A.1. Provide as much specificity and technical detail as you can to allow the merit review committee and lab staff to fully understand your request and your requirements from the lab.
Q.2. Can company employees carry out work at the DOE national lab, or does the work have to be done by lab scientists?
A.2. All SBV-funded work will be performed by staff at the participating national lab. Small business personnel can work in a lab as part of the cost-share requirement if space is available.
Q.3. How much do the vouchers provide?
A.3. The scope of work for each voucher depends heavily on the technology area and implementing lab. In general, a $50,000 voucher will provide approximately six weeks of service, and a $300,000 project provides access to one full-time employee for 12 months.
Q.4. Are the funding amounts or limits by technologies locked, or can monies be shifted among different technologies if an application warrants additional funding?
A.4. Funding cannot be shifted between two different technology areas, such as bioenergy and solar. DOE technology offices have discretion over how funding is allocated among program elements when multiple technology areas are involved in a project.
Q.5. If the project requires input from an outside contractor, can the voucher pay for that?
A.5. No, SBV does not allow for any subcontracting with voucher funds. However, external inputs directly related to the scope of work may be considered part of the applicant's in-kind contribution.
Q.1. When does SBV accept Requests for Assistance (RFA)?
A.1. Round 3 is now closed. Please visit sbv.org regularly for news regarding upcoming rounds. We anticipate having another round in fiscal year 2017.
Q.2. Are funds equally distributed in each round?
Q.3. If we receive funding through SBV, can we reapply in future rounds?
A.3. Yes; however, the total vouchers awarded to any single small business will not exceed $300,000 in value.
Q.4. What happens if the project cannot be executed in time with the budget allowed?
A.4. Generally, SBV recipients agree to indemnify DOE and its national labs if a participating lab does not execute the project in the timeframe desired.

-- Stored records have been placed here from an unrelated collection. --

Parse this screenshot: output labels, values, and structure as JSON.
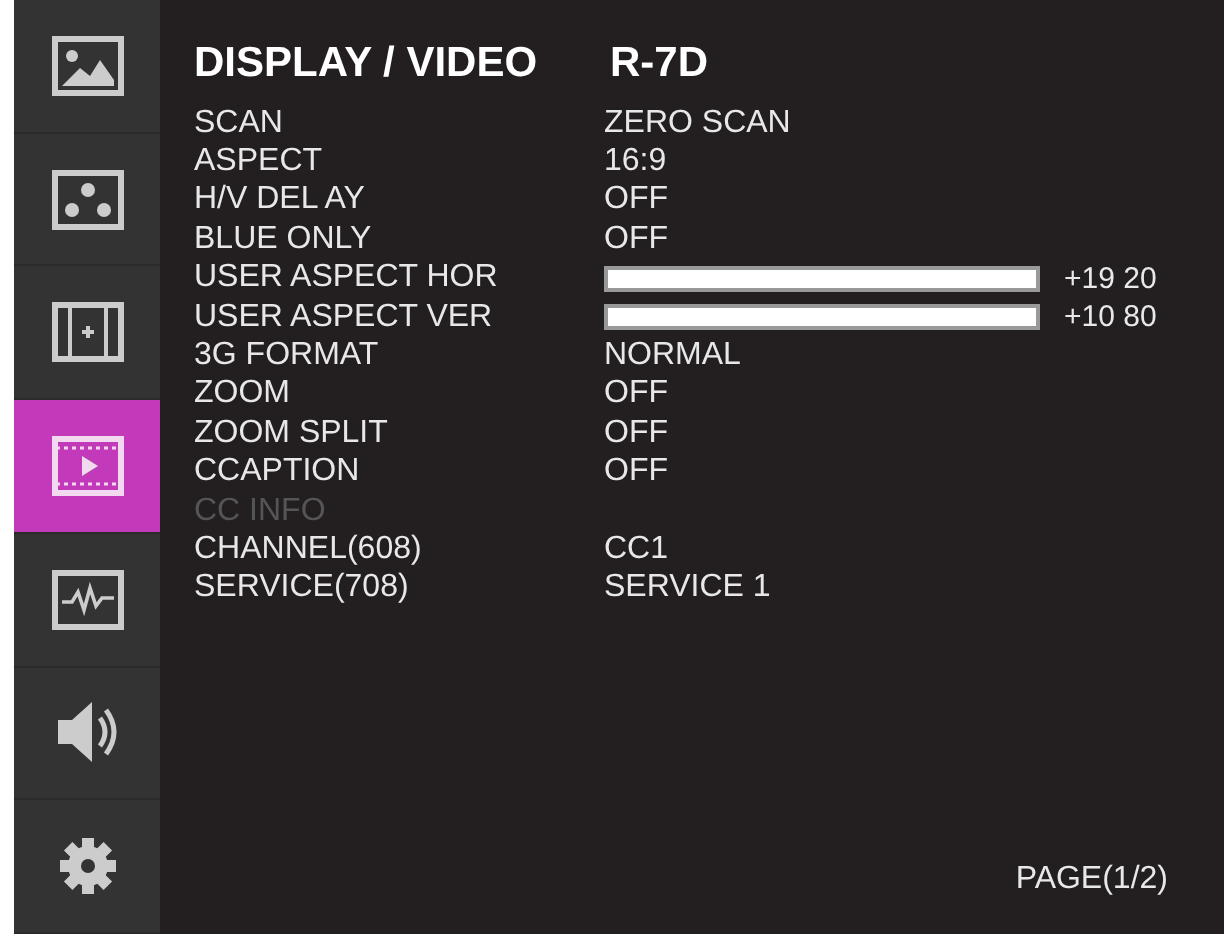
{
  "sidebar": {
    "items": [
      {
        "kind": "picture",
        "selected": false
      },
      {
        "kind": "dots",
        "selected": false
      },
      {
        "kind": "frame",
        "selected": false
      },
      {
        "kind": "video",
        "selected": true
      },
      {
        "kind": "waveform",
        "selected": false
      },
      {
        "kind": "speaker",
        "selected": false
      },
      {
        "kind": "gear",
        "selected": false
      }
    ]
  },
  "menu": {
    "title": "DISPLAY / VIDEO",
    "model": "R-7D",
    "rows": [
      {
        "kind": "text",
        "label": "SCAN",
        "value": "ZERO SCAN",
        "disabled": false
      },
      {
        "kind": "text",
        "label": "ASPECT",
        "value": "16:9",
        "disabled": false
      },
      {
        "kind": "text",
        "label": "H/V DEL AY",
        "value": "OFF",
        "disabled": false
      },
      {
        "kind": "text",
        "label": "BLUE ONLY",
        "value": "OFF",
        "disabled": false
      },
      {
        "kind": "slider",
        "label": "USER ASPECT HOR",
        "level": 1,
        "reading": "+19 20",
        "disabled": false
      },
      {
        "kind": "slider",
        "label": "USER ASPECT VER",
        "level": 1,
        "reading": "+10 80",
        "disabled": false
      },
      {
        "kind": "text",
        "label": "3G FORMAT",
        "value": "NORMAL",
        "disabled": false
      },
      {
        "kind": "text",
        "label": "ZOOM",
        "value": "OFF",
        "disabled": false
      },
      {
        "kind": "text",
        "label": "ZOOM SPLIT",
        "value": "OFF",
        "disabled": false
      },
      {
        "kind": "text",
        "label": "CCAPTION",
        "value": "OFF",
        "disabled": false
      },
      {
        "kind": "text",
        "label": "CC INFO",
        "disabled": true
      },
      {
        "kind": "text",
        "label": "CHANNEL(608)",
        "value": "CC1",
        "disabled": false
      },
      {
        "kind": "text",
        "label": "SERVICE(708)",
        "value": "SERVICE 1",
        "disabled": false
      }
    ],
    "page": "PAGE(1/2)"
  }
}
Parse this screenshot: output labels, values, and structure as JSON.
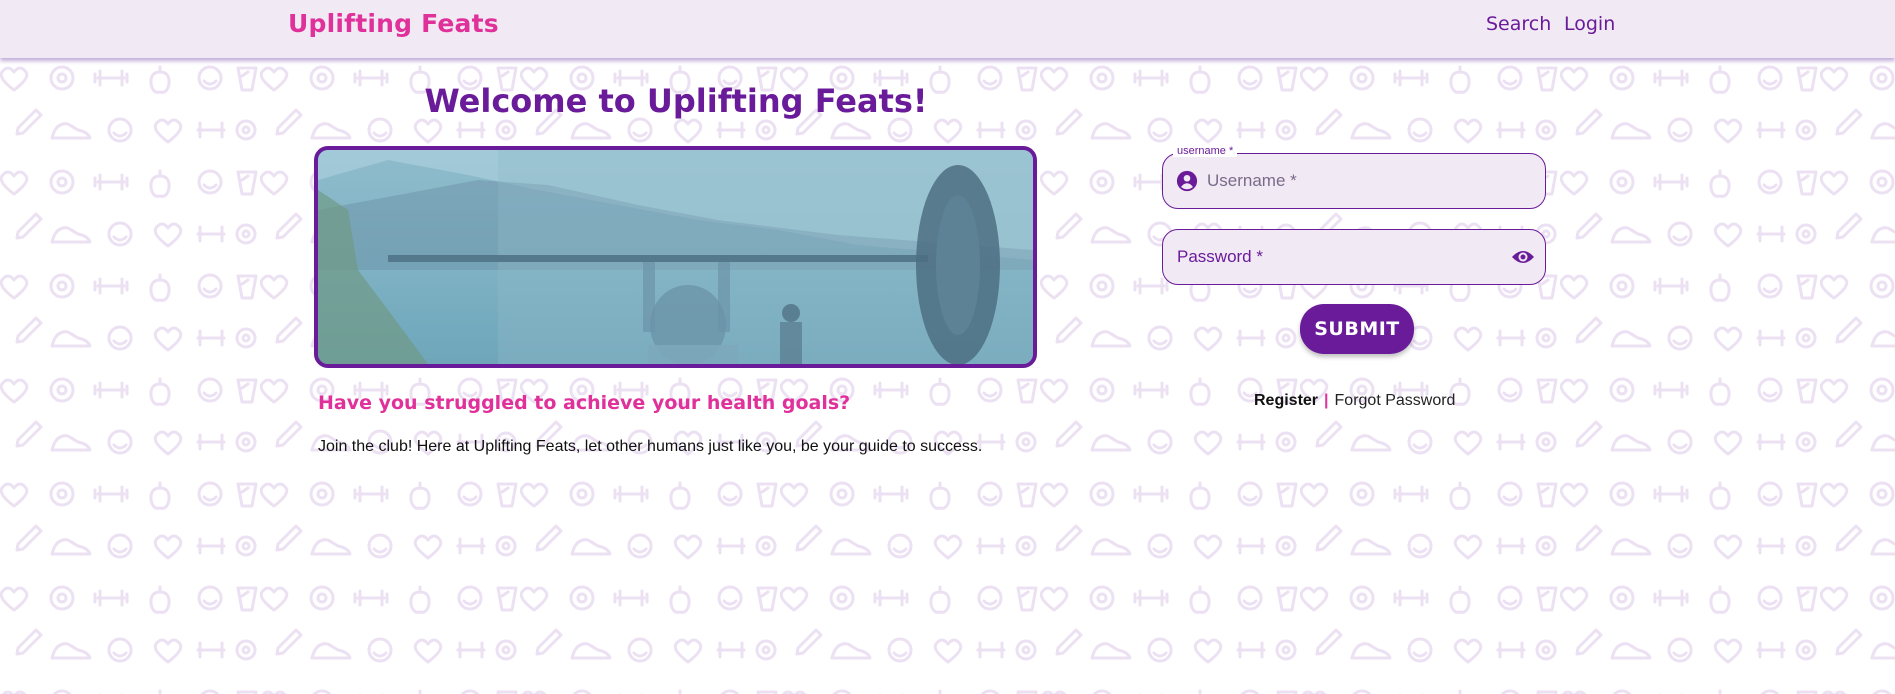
{
  "header": {
    "brand": "Uplifting Feats",
    "nav": [
      {
        "label": "Search"
      },
      {
        "label": "Login"
      }
    ]
  },
  "hero": {
    "title": "Welcome to Uplifting Feats!",
    "tagline": "Have you struggled to achieve your health goals?",
    "blurb": "Join the club! Here at Uplifting Feats, let other humans just like you, be your guide to success."
  },
  "login_form": {
    "username_legend": "username *",
    "username_placeholder": "Username *",
    "username_value": "",
    "password_placeholder": "Password *",
    "password_value": "",
    "submit_label": "SUBMIT",
    "register_label": "Register",
    "separator": "|",
    "forgot_label": "Forgot Password"
  },
  "icons": {
    "user": "account-circle-icon",
    "password_toggle": "eye-icon"
  },
  "colors": {
    "brand_pink": "#e0309a",
    "primary_purple": "#6a1b9a",
    "nav_background": "#f1e9f4",
    "field_background": "#f1e9f4",
    "pattern_icon": "#ede0f2"
  }
}
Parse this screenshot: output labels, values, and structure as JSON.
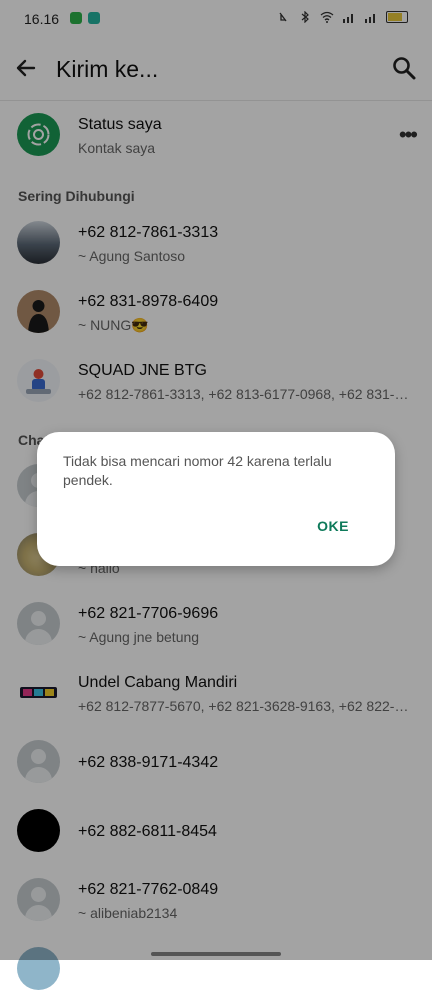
{
  "status_bar": {
    "time": "16.16"
  },
  "app_bar": {
    "title": "Kirim ke..."
  },
  "my_status": {
    "name": "Status saya",
    "sub": "Kontak saya",
    "more": "•••"
  },
  "sections": {
    "frequent": "Sering Dihubungi",
    "chats": "Chat"
  },
  "frequent": [
    {
      "name": "+62 812-7861-3313",
      "sub": "~ Agung Santoso"
    },
    {
      "name": "+62 831-8978-6409",
      "sub": "~ NUNG😎"
    },
    {
      "name": "SQUAD JNE BTG",
      "sub": "+62 812-7861-3313, +62 813-6177-0968, +62 831-6..."
    }
  ],
  "chats": [
    {
      "name": "",
      "sub": ""
    },
    {
      "name": "",
      "sub": "~ hallo"
    },
    {
      "name": "+62 821-7706-9696",
      "sub": "~ Agung jne betung"
    },
    {
      "name": "Undel Cabang Mandiri",
      "sub": "+62 812-7877-5670, +62 821-3628-9163, +62 822-1..."
    },
    {
      "name": "+62 838-9171-4342",
      "sub": ""
    },
    {
      "name": "+62 882-6811-8454",
      "sub": ""
    },
    {
      "name": "+62 821-7762-0849",
      "sub": "~ alibeniab2134"
    }
  ],
  "dialog": {
    "message": "Tidak bisa mencari nomor 42 karena terlalu pendek.",
    "ok": "OKE"
  },
  "colors": {
    "accent": "#0e7a5a",
    "status_green": "#1b9a55"
  }
}
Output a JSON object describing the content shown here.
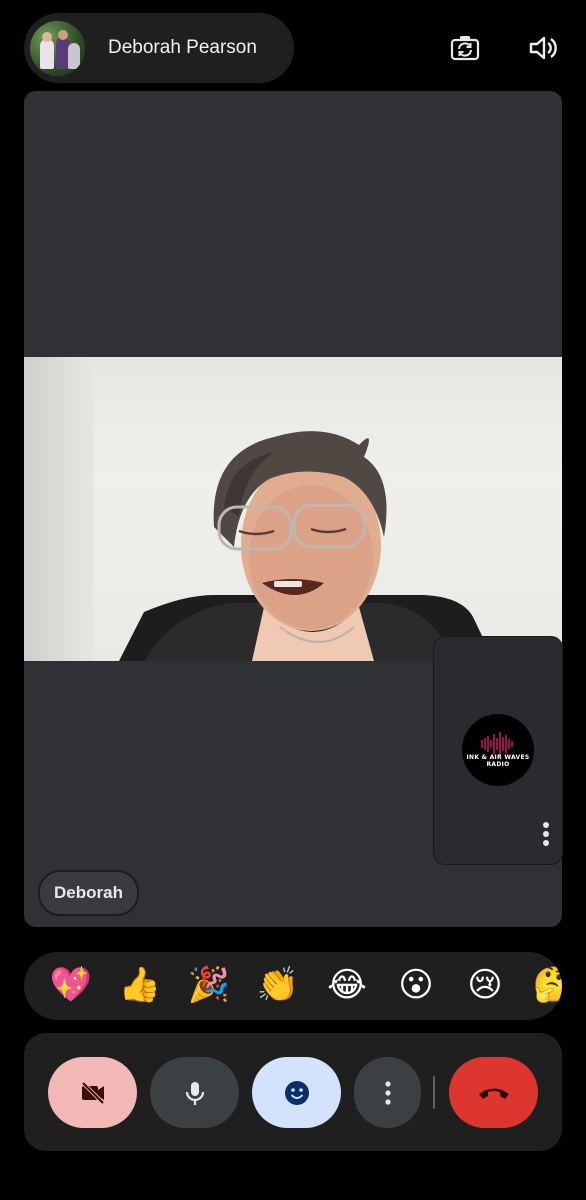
{
  "header": {
    "caller_name": "Deborah Pearson",
    "avatar_icon": "profile-photo",
    "actions": [
      {
        "name": "switch-camera",
        "icon": "camera-flip-icon"
      },
      {
        "name": "speaker",
        "icon": "volume-icon"
      }
    ]
  },
  "main_tile": {
    "participant_label": "Deborah",
    "tile_color": "#303134"
  },
  "self_view": {
    "logo_text": "INK & AIR WAVES RADIO",
    "logo_accent": "#c2185b",
    "more_icon": "more-vert-icon"
  },
  "reactions": [
    {
      "name": "sparkling-heart",
      "glyph": "💖"
    },
    {
      "name": "thumbs-up",
      "glyph": "👍"
    },
    {
      "name": "party-popper",
      "glyph": "🎉"
    },
    {
      "name": "clapping-hands",
      "glyph": "👏"
    },
    {
      "name": "tears-of-joy",
      "glyph": "😂"
    },
    {
      "name": "surprised",
      "glyph": "😮"
    },
    {
      "name": "crying",
      "glyph": "😢"
    },
    {
      "name": "thinking",
      "glyph": "🤔"
    }
  ],
  "controls": {
    "camera": {
      "state": "off",
      "bg": "#f2b8b5",
      "icon": "videocam-off-icon"
    },
    "mic": {
      "state": "on",
      "bg": "#3c4043",
      "icon": "mic-icon"
    },
    "reactions": {
      "state": "active",
      "bg": "#d3e3fd",
      "icon": "emoji-icon"
    },
    "more": {
      "bg": "#3c4043",
      "icon": "more-vert-icon"
    },
    "end_call": {
      "bg": "#dc362e",
      "icon": "call-end-icon"
    }
  }
}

Refer to each SBV agreement for further details.
Q.5. If rejected, will names be automatically reentered or do businesses need to reapply?
A.5. Businesses must resubmit each round for SBV consideration.
Round 1: CLOSED
Round 2: CLOSED
Round 3: CLOSED
- Download the Notice of Opportunity: Request for Assistance (RFA)
(PDF | MS Word)
- Download the Request for Assistance (RFA) Template
(PDF | MS Word)
- Download Round 3 fact sheet (PDF)
- Download Round 3 infographic (PDF)
- Download Summary Slide (PPT)
- Download Additional Questions (Excel)
- SBV Pilot: Round 3 Overview Webinar and Slide Presentation
- SBV Pilot: Round 2 Overview Webinar and Slide Presentation
- SBV Pilot: Round 2 Overview for the Manufacturing Extension Program (MEP) Webinar and Slide Presentation
- SBV Pilot: Round 1 Feedback Webinar
- 4/21/17: Energy Department Announces New National Laboratories Collaborations with 38 Small Businesses
- 8/18/16: DOE Awards 43 New Business Laboratory Collaborations Under SBV
- 3/27/16: Kennewick Company Picked for DOE Pilot Program
- 3/10/16: DOE Small Business Vouchers Pilot selects 33 Small Businesses for Lab Collaboration
- 3/10/16: SBV Round-One Winners
- 9/23/15: SBV Pilot Launch Release